Conflict is the life blood of drama. YA authors gleefully thrive on the tears and broken hearts of their readers. Readers wail and cry and tweet and then come back, hungry for more. But contrived conflict is another matter altogether. It destroys your reader’s trust and dare I even say it has the potential to ruin your story.
Contrived conflict, in essence, is when the conflict is more important than the other pieces of your story.
I also like the term chasing conflict, because that’s what it feels like the writer is doing – chasing some conflict they want to happen in their story. Because they think they need it. Or because they think it will shock readers. Or simply because they really like it.
You see it in tv the most – because they need conflict for each episode and so the need for that episode’s conflict becomes more important than the integrity of the characters or the overall story (sometimes whether they know it or not).
When characters are sacrificed for conflict
You know what I mean, don’t you! Because you’ve read that book where the character does something totally stupid just to create conflict for 50 pages and get the book to the needed word count. Or the character believes some ridiculous lie so that they’re at odds with other characters. You’ve watched the tv show where they force the couple apart season after season. At first, maybe, it makes sense. They have well grounded, logical reasons not to be together. But then, eventually, you start rolling your eyes at all the ways they’ve contrived to prolong the courtship.
Characters aren’t always sacrificed to keep people apart, however. They’re used as pawns, acting out of their nature to contrive some new conflict. They make choices that make absolutely no sense. And more times than not their way back from some ludicrous choice involves the 4 worst words in any story.
This doesn’t mean abandon the conflict you really like. It means, if you’re going to have a character act out of their nature, make sure you give them a very good reason.

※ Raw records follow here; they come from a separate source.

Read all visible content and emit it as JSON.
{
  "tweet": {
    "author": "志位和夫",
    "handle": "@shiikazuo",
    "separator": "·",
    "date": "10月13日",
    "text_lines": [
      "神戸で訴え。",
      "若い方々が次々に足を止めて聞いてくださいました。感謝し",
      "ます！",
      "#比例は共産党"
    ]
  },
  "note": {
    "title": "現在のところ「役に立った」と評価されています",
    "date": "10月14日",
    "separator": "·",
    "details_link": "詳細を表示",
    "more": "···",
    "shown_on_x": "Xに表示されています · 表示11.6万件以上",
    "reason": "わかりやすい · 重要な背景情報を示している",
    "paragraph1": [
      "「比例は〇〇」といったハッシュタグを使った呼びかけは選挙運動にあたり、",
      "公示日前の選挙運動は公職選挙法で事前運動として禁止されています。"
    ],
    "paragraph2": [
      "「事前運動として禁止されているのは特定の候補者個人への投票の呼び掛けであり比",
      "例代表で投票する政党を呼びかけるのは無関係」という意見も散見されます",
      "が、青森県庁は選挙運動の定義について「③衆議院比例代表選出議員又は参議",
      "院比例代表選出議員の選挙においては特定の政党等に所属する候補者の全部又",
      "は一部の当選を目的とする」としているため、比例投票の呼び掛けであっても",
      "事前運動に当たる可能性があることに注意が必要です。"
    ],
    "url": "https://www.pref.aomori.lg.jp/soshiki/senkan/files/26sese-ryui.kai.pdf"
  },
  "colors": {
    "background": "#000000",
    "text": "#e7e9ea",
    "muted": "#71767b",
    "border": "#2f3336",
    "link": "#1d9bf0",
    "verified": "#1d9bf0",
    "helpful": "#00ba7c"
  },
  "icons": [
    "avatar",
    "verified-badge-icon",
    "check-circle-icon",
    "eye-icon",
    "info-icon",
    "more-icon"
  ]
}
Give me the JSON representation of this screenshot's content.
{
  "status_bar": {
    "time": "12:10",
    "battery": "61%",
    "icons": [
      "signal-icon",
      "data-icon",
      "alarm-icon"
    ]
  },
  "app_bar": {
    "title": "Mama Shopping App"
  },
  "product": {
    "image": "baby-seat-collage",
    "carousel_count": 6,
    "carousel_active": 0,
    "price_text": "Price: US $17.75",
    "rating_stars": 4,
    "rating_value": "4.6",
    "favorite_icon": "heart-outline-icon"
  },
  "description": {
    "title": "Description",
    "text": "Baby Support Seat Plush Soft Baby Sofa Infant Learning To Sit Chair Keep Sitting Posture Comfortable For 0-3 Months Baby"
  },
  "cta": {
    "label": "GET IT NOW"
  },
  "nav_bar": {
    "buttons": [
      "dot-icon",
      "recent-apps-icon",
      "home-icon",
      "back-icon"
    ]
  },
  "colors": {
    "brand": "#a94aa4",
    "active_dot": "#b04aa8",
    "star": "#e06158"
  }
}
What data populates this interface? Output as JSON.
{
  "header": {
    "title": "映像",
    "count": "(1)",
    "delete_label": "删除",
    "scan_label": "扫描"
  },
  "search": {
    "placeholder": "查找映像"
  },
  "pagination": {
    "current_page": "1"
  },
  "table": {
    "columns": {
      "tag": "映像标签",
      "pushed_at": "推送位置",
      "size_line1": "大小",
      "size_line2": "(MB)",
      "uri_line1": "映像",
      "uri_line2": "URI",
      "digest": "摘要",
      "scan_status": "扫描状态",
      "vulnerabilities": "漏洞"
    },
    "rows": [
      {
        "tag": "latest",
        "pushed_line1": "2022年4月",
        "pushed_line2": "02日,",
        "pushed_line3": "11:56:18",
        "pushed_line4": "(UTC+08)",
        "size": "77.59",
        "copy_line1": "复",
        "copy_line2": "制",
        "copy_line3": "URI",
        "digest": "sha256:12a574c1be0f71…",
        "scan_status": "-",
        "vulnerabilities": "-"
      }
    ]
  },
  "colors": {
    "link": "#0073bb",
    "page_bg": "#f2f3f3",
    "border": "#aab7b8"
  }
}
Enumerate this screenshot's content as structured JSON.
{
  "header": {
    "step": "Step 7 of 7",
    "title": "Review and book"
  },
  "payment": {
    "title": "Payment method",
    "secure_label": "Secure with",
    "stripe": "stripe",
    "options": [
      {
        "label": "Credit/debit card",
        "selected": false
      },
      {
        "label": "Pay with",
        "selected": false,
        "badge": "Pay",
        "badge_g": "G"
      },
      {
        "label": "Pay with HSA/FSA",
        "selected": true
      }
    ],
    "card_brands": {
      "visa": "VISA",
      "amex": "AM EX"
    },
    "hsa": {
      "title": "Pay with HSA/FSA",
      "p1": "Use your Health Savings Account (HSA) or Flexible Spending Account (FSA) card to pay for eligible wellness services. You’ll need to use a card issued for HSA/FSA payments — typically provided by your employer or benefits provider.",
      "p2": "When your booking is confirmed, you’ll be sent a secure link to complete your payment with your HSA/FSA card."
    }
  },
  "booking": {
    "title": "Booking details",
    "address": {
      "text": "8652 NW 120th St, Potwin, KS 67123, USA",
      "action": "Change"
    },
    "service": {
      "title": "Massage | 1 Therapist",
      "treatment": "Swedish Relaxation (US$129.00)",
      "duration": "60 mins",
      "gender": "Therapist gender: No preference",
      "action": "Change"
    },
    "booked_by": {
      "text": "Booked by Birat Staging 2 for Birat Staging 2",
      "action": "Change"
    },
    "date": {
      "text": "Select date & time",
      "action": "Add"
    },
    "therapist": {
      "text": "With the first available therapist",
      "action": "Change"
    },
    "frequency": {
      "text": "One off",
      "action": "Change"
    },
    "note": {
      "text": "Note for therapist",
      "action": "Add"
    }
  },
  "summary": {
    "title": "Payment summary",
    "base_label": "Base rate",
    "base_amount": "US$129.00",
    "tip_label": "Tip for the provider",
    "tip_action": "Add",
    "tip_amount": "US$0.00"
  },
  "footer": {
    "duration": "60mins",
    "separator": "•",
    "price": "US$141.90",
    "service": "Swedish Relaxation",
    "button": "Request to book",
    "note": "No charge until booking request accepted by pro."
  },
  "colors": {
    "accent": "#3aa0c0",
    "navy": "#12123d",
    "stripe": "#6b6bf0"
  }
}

Think through how your character would react and set all the pieces in place to justify their choice (either based on mental logic or emotional logic). Your story will be stronger and your conflict more poignant if it doesn’t betray your characters.
When rules are broken for conflict
Characters aren’t the only thing sacrificed for conflict. The rules of the world are broken all the time in stories for nothing more than contrived conflict.
There are two great things about rules, however. The first is that the writer created them. They can, therefore, change them. Depending on where you are in the publishing cycle, if you really like the conflict then go back and change the rules to accommodate it.
I did this for Enchanted Storms when I came up with the idea for the fairie storm. It didn’t quite make sense with the rules I’d established in the relationship between our world and fairie, so I changed the rules. Because I really liked that storm.
If the rules are already canon then the second great thing is that writers can break them, perhaps better than anyone else. It’s like that quote about playing the piano, “Love is like playing the piano. First you must learn to play by the rules. Then you must forget the rules and play from your heart.”
When it’s contrived, the audience can tell when you’ve broken a rule or rewritten it just for the sake of some conflict.
Don’t be afraid to break the rules. Change the rules. Create fissures in the fabric of your world that change all the rules. The key, again, is to do it in a way that makes sense.
When conflict breaks promises to the reader
I think few writers intentionally make promises to the audience. One might think promises are limited to flash forwards or prophecies that the writer then needs to deliver on. But they’re not.
Writers make promises to the audience with their theme. Theme is one of those tricky things – with different interpretations and no hard and fast way to define the theme in a given story. I think of the theme as the story’s world view. What are they saying about how the world works? About how people interact with one another. About how to live life. Consciously or not, the reader will expect certain things from your characters and your world based on the world view the story offers them.
Writers make promises with their characters. ‘This is what this person believes in, what they stand for, how they will make their choices.’ Naturally, the audience then expects them to act in accordance with those choices.
You can use those expectations, logically defy them to surprise readers. Or you can undermine your theme entirely with a conflict that turns everything you’ve been saying thus far into a lie.
So, honor the relationship with the audience and what you’re asking them to believe. Be consistent with the world view you’re portraying or be smart in subverting it.
So the lesson is this: create conflict, do not chase it. Maintain the integrity of your characters in each conflict. People have divergent goals and differing perspectives enough, you don’t need to contrive conflict for them. And be aware of what you’re asking your audience to believe – about your characters and about the world. Then don’t undercut your own message, especially not for the sake of conflict.
Storytellers create conflict. People want different things. People like different things. People see the world differently. Illness, fire, earthquake, famine. There is conflict enough for any story.
Chasing conflict feels inauthentic and your audience can tell when you’re doing it.